══ Input data
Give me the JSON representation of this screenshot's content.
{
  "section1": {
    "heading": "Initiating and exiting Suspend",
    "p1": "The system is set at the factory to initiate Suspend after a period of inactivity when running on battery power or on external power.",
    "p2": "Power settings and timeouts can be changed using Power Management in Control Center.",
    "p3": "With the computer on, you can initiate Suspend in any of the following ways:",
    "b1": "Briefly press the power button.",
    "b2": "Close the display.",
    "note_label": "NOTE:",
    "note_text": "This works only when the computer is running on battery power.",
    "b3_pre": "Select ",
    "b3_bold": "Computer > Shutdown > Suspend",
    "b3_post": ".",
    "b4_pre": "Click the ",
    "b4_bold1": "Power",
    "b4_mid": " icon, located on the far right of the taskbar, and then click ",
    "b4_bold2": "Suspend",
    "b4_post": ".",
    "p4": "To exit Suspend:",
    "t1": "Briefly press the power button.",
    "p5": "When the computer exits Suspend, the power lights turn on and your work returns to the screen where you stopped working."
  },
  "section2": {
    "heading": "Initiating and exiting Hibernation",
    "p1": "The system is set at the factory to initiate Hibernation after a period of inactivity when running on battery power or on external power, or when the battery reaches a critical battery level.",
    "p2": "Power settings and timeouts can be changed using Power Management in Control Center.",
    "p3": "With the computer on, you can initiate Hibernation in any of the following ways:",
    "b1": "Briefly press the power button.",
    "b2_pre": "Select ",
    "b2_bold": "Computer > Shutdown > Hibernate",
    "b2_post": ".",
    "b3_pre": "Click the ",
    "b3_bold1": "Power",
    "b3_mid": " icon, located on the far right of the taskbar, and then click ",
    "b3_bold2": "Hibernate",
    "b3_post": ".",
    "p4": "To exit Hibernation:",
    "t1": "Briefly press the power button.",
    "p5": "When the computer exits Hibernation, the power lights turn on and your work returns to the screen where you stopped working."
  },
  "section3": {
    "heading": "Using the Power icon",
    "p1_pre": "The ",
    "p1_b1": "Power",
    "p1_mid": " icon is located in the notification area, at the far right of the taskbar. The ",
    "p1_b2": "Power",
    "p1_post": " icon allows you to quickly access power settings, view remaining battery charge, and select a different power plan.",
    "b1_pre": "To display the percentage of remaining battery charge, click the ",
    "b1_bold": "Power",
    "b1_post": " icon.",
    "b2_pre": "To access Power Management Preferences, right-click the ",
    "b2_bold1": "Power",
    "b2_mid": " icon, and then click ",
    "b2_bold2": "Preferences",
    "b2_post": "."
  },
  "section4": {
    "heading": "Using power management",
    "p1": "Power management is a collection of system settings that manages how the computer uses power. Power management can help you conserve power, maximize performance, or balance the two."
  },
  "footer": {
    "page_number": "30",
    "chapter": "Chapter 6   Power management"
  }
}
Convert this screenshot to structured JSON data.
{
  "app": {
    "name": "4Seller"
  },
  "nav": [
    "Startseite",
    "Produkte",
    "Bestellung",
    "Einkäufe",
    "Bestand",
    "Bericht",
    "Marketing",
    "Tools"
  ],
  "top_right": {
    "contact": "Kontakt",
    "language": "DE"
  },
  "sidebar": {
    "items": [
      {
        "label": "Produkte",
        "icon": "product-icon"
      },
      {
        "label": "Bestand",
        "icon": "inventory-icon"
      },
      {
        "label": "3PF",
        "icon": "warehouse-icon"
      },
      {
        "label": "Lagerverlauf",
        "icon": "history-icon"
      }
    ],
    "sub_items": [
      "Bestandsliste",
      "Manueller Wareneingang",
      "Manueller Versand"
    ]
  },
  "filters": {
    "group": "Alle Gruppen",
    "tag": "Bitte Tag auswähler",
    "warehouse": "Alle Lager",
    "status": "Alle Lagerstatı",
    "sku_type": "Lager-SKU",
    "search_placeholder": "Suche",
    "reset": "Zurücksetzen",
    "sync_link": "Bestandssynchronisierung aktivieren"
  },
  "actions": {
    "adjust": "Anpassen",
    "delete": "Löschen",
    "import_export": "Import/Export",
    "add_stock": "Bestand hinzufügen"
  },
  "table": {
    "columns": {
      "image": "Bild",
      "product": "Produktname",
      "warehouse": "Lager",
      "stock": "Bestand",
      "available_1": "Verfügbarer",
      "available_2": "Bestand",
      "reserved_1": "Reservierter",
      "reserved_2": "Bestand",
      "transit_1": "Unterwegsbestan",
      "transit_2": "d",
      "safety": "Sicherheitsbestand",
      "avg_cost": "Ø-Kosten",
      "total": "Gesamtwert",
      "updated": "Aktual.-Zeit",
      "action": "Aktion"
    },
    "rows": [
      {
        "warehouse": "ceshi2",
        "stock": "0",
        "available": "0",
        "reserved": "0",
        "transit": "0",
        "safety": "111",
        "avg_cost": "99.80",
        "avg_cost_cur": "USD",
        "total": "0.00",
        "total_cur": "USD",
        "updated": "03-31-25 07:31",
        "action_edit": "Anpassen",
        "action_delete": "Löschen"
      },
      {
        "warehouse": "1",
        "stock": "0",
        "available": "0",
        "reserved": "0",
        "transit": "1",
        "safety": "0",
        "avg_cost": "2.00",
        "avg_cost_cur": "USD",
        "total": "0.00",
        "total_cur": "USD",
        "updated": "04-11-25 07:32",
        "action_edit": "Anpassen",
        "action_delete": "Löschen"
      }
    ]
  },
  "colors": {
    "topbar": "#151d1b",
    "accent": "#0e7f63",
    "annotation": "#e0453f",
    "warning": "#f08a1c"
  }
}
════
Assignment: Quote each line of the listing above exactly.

Answer for the task:
Give me the JSON representation of this screenshot's content.
{
  "section1": {
    "heading": "Initiating and exiting Suspend",
    "p1": "The system is set at the factory to initiate Suspend after a period of inactivity when running on battery power or on external power.",
    "p2": "Power settings and timeouts can be changed using Power Management in Control Center.",
    "p3": "With the computer on, you can initiate Suspend in any of the following ways:",
    "b1": "Briefly press the power button.",
    "b2": "Close the display.",
    "note_label": "NOTE:",
    "note_text": "This works only when the computer is running on battery power.",
    "b3_pre": "Select ",
    "b3_bold": "Computer > Shutdown > Suspend",
    "b3_post": ".",
    "b4_pre": "Click the ",
    "b4_bold1": "Power",
    "b4_mid": " icon, located on the far right of the taskbar, and then click ",
    "b4_bold2": "Suspend",
    "b4_post": ".",
    "p4": "To exit Suspend:",
    "t1": "Briefly press the power button.",
    "p5": "When the computer exits Suspend, the power lights turn on and your work returns to the screen where you stopped working."
  },
  "section2": {
    "heading": "Initiating and exiting Hibernation",
    "p1": "The system is set at the factory to initiate Hibernation after a period of inactivity when running on battery power or on external power, or when the battery reaches a critical battery level.",
    "p2": "Power settings and timeouts can be changed using Power Management in Control Center.",
    "p3": "With the computer on, you can initiate Hibernation in any of the following ways:",
    "b1": "Briefly press the power button.",
    "b2_pre": "Select ",
    "b2_bold": "Computer > Shutdown > Hibernate",
    "b2_post": ".",
    "b3_pre": "Click the ",
    "b3_bold1": "Power",
    "b3_mid": " icon, located on the far right of the taskbar, and then click ",
    "b3_bold2": "Hibernate",
    "b3_post": ".",
    "p4": "To exit Hibernation:",
    "t1": "Briefly press the power button.",
    "p5": "When the computer exits Hibernation, the power lights turn on and your work returns to the screen where you stopped working."
  },
  "section3": {
    "heading": "Using the Power icon",
    "p1_pre": "The ",
    "p1_b1": "Power",
    "p1_mid": " icon is located in the notification area, at the far right of the taskbar. The ",
    "p1_b2": "Power",
    "p1_post": " icon allows you to quickly access power settings, view remaining battery charge, and select a different power plan.",
    "b1_pre": "To display the percentage of remaining battery charge, click the ",
    "b1_bold": "Power",
    "b1_post": " icon.",
    "b2_pre": "To access Power Management Preferences, right-click the ",
    "b2_bold1": "Power",
    "b2_mid": " icon, and then click ",
    "b2_bold2": "Preferences",
    "b2_post": "."
  },
  "section4": {
    "heading": "Using power management",
    "p1": "Power management is a collection of system settings that manages how the computer uses power. Power management can help you conserve power, maximize performance, or balance the two."
  },
  "footer": {
    "page_number": "30",
    "chapter": "Chapter 6   Power management"
  }
}
Convert this screenshot to structured JSON data.
{
  "app": {
    "name": "4Seller"
  },
  "nav": [
    "Startseite",
    "Produkte",
    "Bestellung",
    "Einkäufe",
    "Bestand",
    "Bericht",
    "Marketing",
    "Tools"
  ],
  "top_right": {
    "contact": "Kontakt",
    "language": "DE"
  },
  "sidebar": {
    "items": [
      {
        "label": "Produkte",
        "icon": "product-icon"
      },
      {
        "label": "Bestand",
        "icon": "inventory-icon"
      },
      {
        "label": "3PF",
        "icon": "warehouse-icon"
      },
      {
        "label": "Lagerverlauf",
        "icon": "history-icon"
      }
    ],
    "sub_items": [
      "Bestandsliste",
      "Manueller Wareneingang",
      "Manueller Versand"
    ]
  },
  "filters": {
    "group": "Alle Gruppen",
    "tag": "Bitte Tag auswähler",
    "warehouse": "Alle Lager",
    "status": "Alle Lagerstatı",
    "sku_type": "Lager-SKU",
    "search_placeholder": "Suche",
    "reset": "Zurücksetzen",
    "sync_link": "Bestandssynchronisierung aktivieren"
  },
  "actions": {
    "adjust": "Anpassen",
    "delete": "Löschen",
    "import_export": "Import/Export",
    "add_stock": "Bestand hinzufügen"
  },
  "table": {
    "columns": {
      "image": "Bild",
      "product": "Produktname",
      "warehouse": "Lager",
      "stock": "Bestand",
      "available_1": "Verfügbarer",
      "available_2": "Bestand",
      "reserved_1": "Reservierter",
      "reserved_2": "Bestand",
      "transit_1": "Unterwegsbestan",
      "transit_2": "d",
      "safety": "Sicherheitsbestand",
      "avg_cost": "Ø-Kosten",
      "total": "Gesamtwert",
      "updated": "Aktual.-Zeit",
      "action": "Aktion"
    },
    "rows": [
      {
        "warehouse": "ceshi2",
        "stock": "0",
        "available": "0",
        "reserved": "0",
        "transit": "0",
        "safety": "111",
        "avg_cost": "99.80",
        "avg_cost_cur": "USD",
        "total": "0.00",
        "total_cur": "USD",
        "updated": "03-31-25 07:31",
        "action_edit": "Anpassen",
        "action_delete": "Löschen"
      },
      {
        "warehouse": "1",
        "stock": "0",
        "available": "0",
        "reserved": "0",
        "transit": "1",
        "safety": "0",
        "avg_cost": "2.00",
        "avg_cost_cur": "USD",
        "total": "0.00",
        "total_cur": "USD",
        "updated": "04-11-25 07:32",
        "action_edit": "Anpassen",
        "action_delete": "Löschen"
      }
    ]
  },
  "colors": {
    "topbar": "#151d1b",
    "accent": "#0e7f63",
    "annotation": "#e0453f",
    "warning": "#f08a1c"
  }
}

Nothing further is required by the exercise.